__Exercise instructions__. List all lines of the data that include the string "ffffff".

__Task data__.
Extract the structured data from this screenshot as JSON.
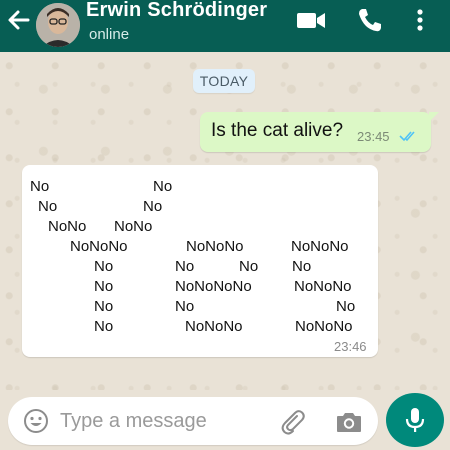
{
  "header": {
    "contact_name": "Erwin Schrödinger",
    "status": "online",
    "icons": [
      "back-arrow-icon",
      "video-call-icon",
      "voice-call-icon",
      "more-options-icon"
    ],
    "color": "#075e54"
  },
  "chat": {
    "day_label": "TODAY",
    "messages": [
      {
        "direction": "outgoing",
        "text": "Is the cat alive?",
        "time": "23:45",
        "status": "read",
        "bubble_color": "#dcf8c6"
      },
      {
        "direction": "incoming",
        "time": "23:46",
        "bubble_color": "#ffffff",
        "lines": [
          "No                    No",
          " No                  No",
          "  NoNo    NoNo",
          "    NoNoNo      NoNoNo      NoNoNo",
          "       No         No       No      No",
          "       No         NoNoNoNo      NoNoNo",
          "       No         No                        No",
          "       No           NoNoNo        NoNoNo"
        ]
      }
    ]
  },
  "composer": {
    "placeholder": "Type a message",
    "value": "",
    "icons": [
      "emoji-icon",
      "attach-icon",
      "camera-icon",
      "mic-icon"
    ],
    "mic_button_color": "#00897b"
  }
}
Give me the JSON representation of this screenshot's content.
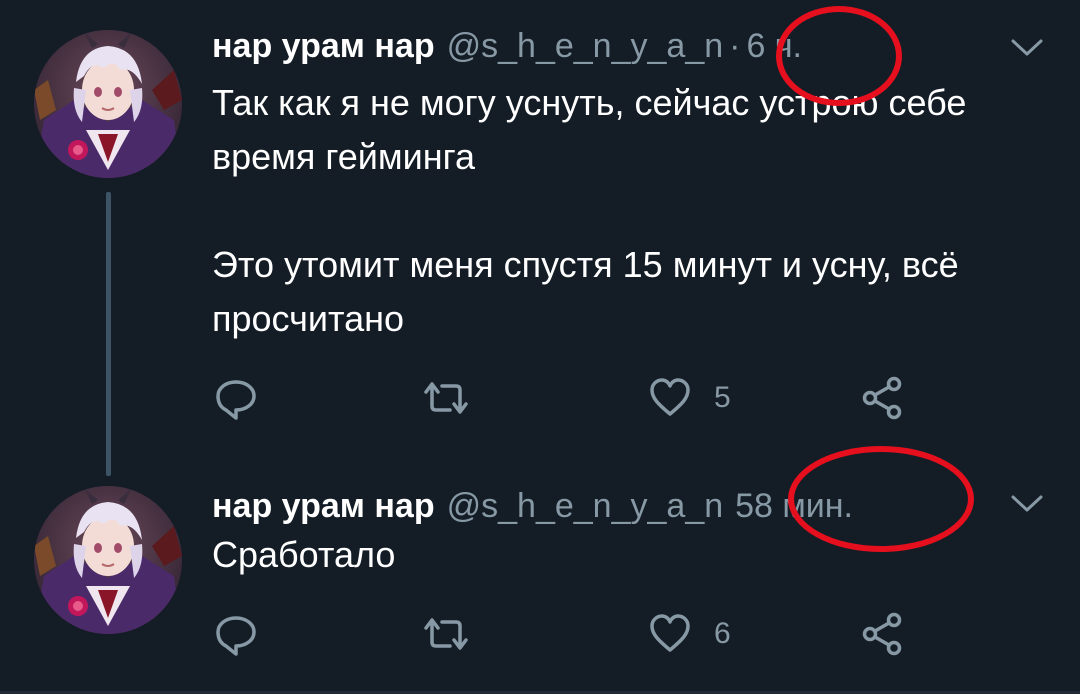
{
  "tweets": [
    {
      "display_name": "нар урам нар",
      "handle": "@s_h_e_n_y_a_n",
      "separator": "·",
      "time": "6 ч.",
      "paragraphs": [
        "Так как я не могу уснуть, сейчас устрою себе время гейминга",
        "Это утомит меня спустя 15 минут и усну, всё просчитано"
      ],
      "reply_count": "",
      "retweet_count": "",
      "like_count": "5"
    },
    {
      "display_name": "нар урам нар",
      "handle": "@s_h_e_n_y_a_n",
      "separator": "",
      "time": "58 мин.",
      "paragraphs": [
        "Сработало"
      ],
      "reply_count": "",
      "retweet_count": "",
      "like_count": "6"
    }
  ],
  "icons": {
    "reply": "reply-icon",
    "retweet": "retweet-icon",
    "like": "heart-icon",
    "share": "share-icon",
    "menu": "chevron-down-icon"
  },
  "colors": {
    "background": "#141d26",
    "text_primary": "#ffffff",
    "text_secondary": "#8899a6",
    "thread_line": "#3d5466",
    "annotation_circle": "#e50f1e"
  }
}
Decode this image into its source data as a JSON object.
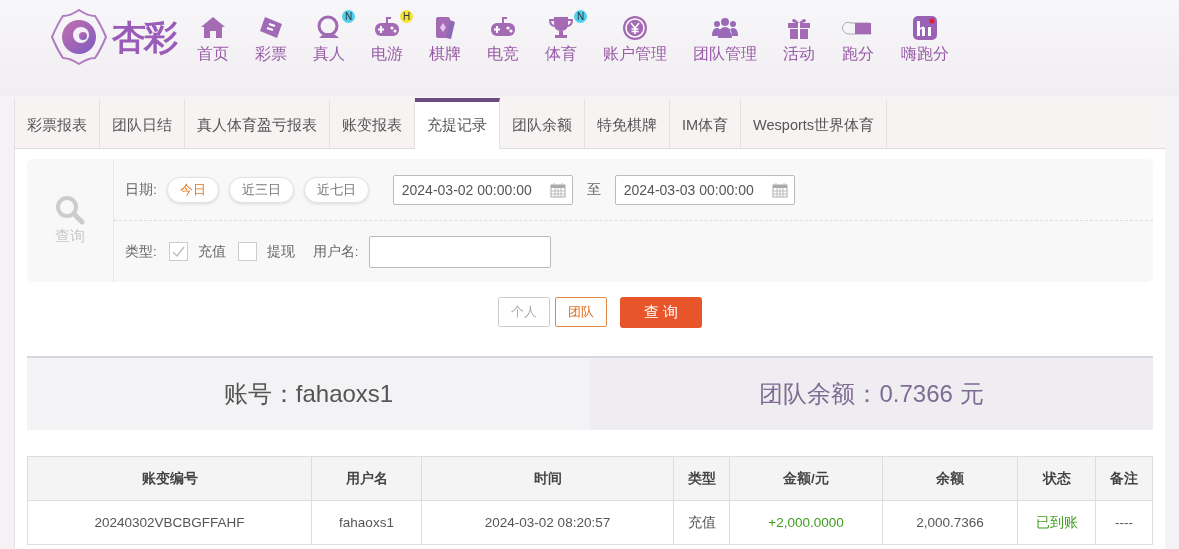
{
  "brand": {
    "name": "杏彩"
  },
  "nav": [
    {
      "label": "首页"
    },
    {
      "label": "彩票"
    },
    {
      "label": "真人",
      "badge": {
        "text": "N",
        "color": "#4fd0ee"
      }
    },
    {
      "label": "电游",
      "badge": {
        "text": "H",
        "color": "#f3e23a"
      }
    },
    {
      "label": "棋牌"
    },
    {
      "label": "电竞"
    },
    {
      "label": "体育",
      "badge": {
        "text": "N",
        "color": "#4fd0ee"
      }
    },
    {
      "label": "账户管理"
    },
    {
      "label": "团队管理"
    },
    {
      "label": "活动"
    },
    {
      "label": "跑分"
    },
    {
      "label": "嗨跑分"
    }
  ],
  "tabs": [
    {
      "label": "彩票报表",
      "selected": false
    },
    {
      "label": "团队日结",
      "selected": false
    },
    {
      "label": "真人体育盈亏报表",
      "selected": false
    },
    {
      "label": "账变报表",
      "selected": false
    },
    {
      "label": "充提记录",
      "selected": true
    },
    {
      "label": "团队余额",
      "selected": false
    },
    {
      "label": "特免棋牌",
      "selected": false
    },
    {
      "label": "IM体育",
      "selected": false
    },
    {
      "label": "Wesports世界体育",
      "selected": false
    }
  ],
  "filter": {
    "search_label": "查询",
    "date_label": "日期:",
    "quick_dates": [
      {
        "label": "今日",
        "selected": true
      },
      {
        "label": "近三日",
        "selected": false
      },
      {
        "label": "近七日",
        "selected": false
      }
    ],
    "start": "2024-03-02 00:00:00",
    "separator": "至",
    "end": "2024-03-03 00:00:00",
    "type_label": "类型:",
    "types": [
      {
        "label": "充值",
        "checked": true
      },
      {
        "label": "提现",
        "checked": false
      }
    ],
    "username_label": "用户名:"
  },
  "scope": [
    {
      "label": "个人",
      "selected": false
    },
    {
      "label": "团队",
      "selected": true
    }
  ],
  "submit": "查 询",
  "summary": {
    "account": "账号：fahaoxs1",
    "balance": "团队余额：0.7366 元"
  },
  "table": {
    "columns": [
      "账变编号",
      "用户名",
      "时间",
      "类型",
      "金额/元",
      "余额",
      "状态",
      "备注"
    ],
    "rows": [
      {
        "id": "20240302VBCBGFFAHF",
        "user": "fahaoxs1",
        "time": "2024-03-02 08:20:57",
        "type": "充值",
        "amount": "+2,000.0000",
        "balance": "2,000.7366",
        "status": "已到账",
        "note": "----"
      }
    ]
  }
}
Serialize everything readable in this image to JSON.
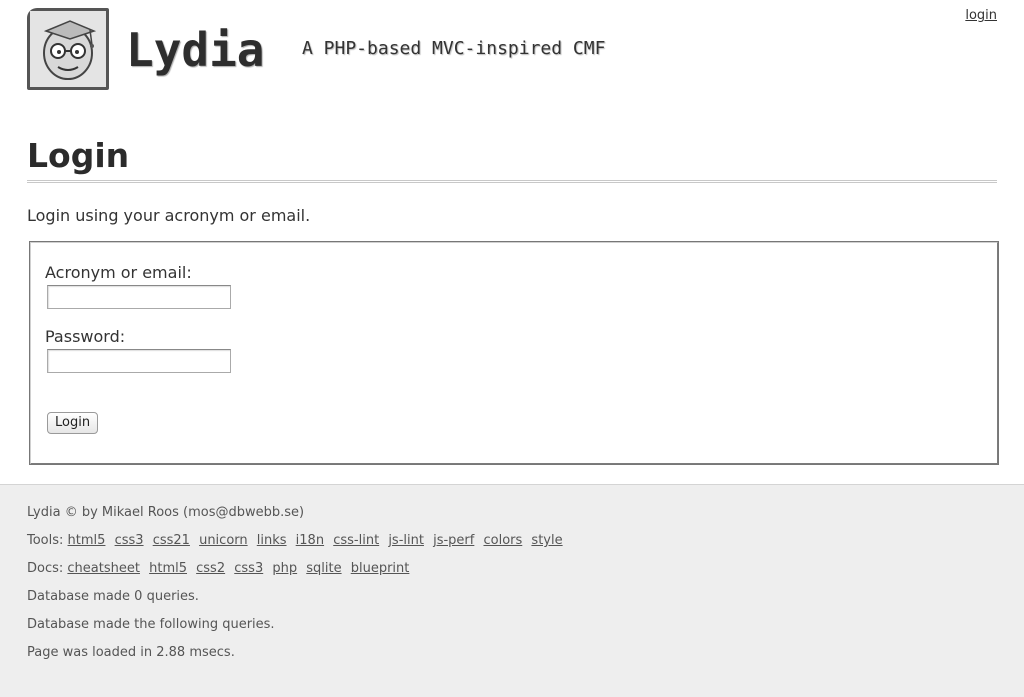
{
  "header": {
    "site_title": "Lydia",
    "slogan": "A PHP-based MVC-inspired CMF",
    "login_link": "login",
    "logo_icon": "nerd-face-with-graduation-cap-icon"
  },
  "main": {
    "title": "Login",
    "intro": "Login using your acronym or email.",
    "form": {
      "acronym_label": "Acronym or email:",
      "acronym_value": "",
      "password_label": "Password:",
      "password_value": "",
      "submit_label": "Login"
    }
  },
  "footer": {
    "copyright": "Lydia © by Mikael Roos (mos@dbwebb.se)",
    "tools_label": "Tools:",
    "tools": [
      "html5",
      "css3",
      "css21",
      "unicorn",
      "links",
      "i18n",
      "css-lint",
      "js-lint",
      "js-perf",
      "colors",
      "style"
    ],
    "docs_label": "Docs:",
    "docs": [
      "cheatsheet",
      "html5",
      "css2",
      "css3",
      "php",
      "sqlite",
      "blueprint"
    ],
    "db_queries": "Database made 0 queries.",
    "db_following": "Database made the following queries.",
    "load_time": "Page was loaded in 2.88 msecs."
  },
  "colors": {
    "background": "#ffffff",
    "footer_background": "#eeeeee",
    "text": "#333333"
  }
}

__Output__.
        "bubble_color": "#ffffff",
    "text_primary": "#ffffff",
    "background": "#ffffff",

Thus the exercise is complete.